For instance, imagine if a hacker got into a university's site and began sending out emails from an administrative account to all students requesting that they update their account information and passwords. They could even point the request to a seemingly legitimate domain name. The hacker could then have access to thousands of students' personal information, including grades and billing information as they enter it.
Domain names are a valuable asset, and the high prices attract not only companies, but can also attract hackers. Once a hijacker takes over your domain they have complete control and can sell your domain leaving you with nothing, or blackmail you for ransom. For example, Micheal Lee was the owner of the website MLA.com which he bought in 1997 for only $600, and the website was recently valued at $47,000. Importantly he was also using it to run his business (Michael Lee and Associates) so the value included an operational website and email addresses. In 2014 a hacker stole his website and there was little he or GoDaddy, his domain registrar, could do. While this story has a happy ending, it took almost two years for Michael to get it back and illustrates of a number of important administrative and security measures to remember when managing a domain.
The situation with a .CA domain would be quite different because CIRA has Nexus requirements for both domain holders and their registrars. This means that you and domain registrars need an attachment to Canada to be granted a .CA domain (or to sell them). It makes it easier to track down, fix, and even prosecute fraud for the parties involved. However, even the simple act of updating domain records requires us to follow very careful protocols to avoid being victims of social engineered ourselves. Your site will be down for an indeterminate period while we conduct careful verifications.

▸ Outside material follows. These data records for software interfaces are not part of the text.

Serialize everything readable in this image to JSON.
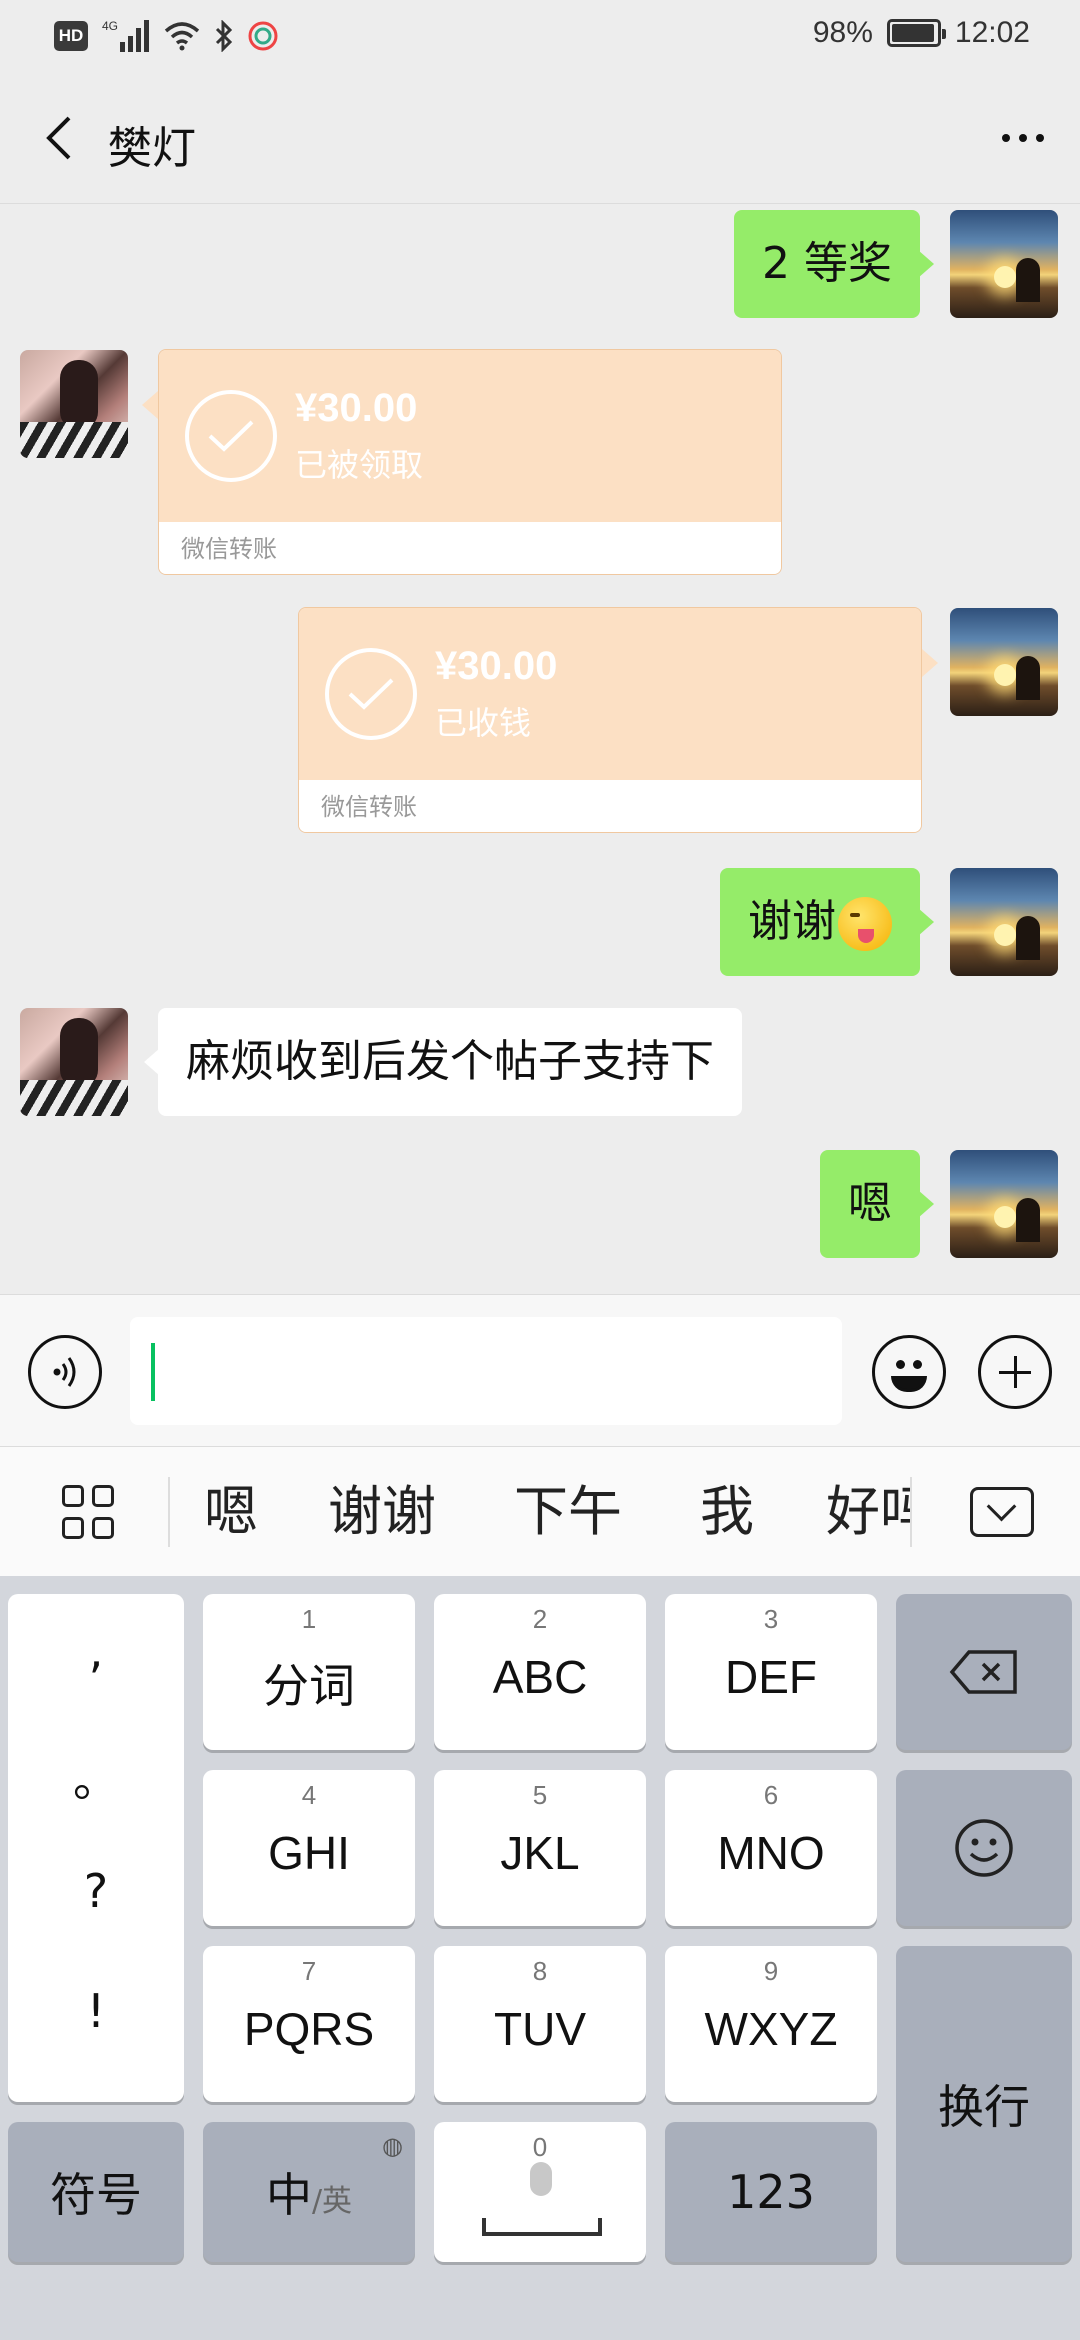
{
  "status_bar": {
    "hd": "HD",
    "network": "4G",
    "battery": "98%",
    "battery_level": 0.98,
    "time": "12:02"
  },
  "nav": {
    "title": "樊灯"
  },
  "messages": [
    {
      "from": "me",
      "type": "text",
      "text": "2 等奖"
    },
    {
      "from": "other",
      "type": "transfer",
      "amount": "¥30.00",
      "status": "已被领取",
      "footer": "微信转账"
    },
    {
      "from": "me",
      "type": "transfer",
      "amount": "¥30.00",
      "status": "已收钱",
      "footer": "微信转账"
    },
    {
      "from": "me",
      "type": "text",
      "text": "谢谢",
      "emoji": "winking-face-tongue"
    },
    {
      "from": "other",
      "type": "text",
      "text": "麻烦收到后发个帖子支持下"
    },
    {
      "from": "me",
      "type": "text",
      "text": "嗯"
    }
  ],
  "input": {
    "value": ""
  },
  "candidates": [
    "嗯",
    "谢谢",
    "下午",
    "我",
    "好吗"
  ],
  "keyboard": {
    "punct": [
      ",",
      "。",
      "?",
      "!"
    ],
    "keys": [
      {
        "num": "1",
        "label": "分词"
      },
      {
        "num": "2",
        "label": "ABC"
      },
      {
        "num": "3",
        "label": "DEF"
      },
      {
        "num": "4",
        "label": "GHI"
      },
      {
        "num": "5",
        "label": "JKL"
      },
      {
        "num": "6",
        "label": "MNO"
      },
      {
        "num": "7",
        "label": "PQRS"
      },
      {
        "num": "8",
        "label": "TUV"
      },
      {
        "num": "9",
        "label": "WXYZ"
      }
    ],
    "symbols": "符号",
    "lang_main": "中",
    "lang_alt": "/英",
    "space_num": "0",
    "num_mode": "123",
    "enter": "换行"
  },
  "colors": {
    "my_bubble": "#95ec69",
    "transfer": "#fce0c4",
    "cursor": "#07c160"
  }
}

How to recover after an attack
If you find yourself as one of the many unfortunate victims of domain hijacking, the first step is to immediately contact your domain registrar, and change all passwords to prevent the hacker from getting into any other accounts. Your registrar will work with the .CA registry to help track down where your domain was sent, and if it has been registered somewhere else.
After your domain hijack is hopefully resolved, depending on the severity of the hijack, it can be beneficial to share your story to build back your reputation and trust. In any scenario, whether your site was shut down, directed to malicious content, or your emails were interfered, it is important to explain the situation to maintain customer and user trust.
Now do you have a better understanding of the severity of domain hijacking? Don't worry. The purpose of this blog post was to communicate the various worst-case scenarios that can, and do, happen so that you make take appropriate steps to mitigate them. Locking domains with the Registry represents the most secure way to protect them from hijacking. As an alternative, registrars often also have some form of locking mechanism within thier software tools; available as an up-sale or with their higher level packages.
If you have a .CA domain, CIRA has two options to lock your domain
Registry Lock is a service offered by some domain registrars whereby you go through their administrative processes to lock (and unlock) the domain with CIRA. Another option is to add D-Zone Domain Lock for your website. D-Zone Domain Lock is a simple click of a button available only to delegated authorized user profiles within your organization. It is available to those who are using the D-Zone Anycast Secondary DNS Service. If your DNS service doesn't include the ability to implement this important security feature then please take the time to contact us to learn more about secondary DNS services and more about Domain Lock. Together they are powerful protection for your most important domain assets.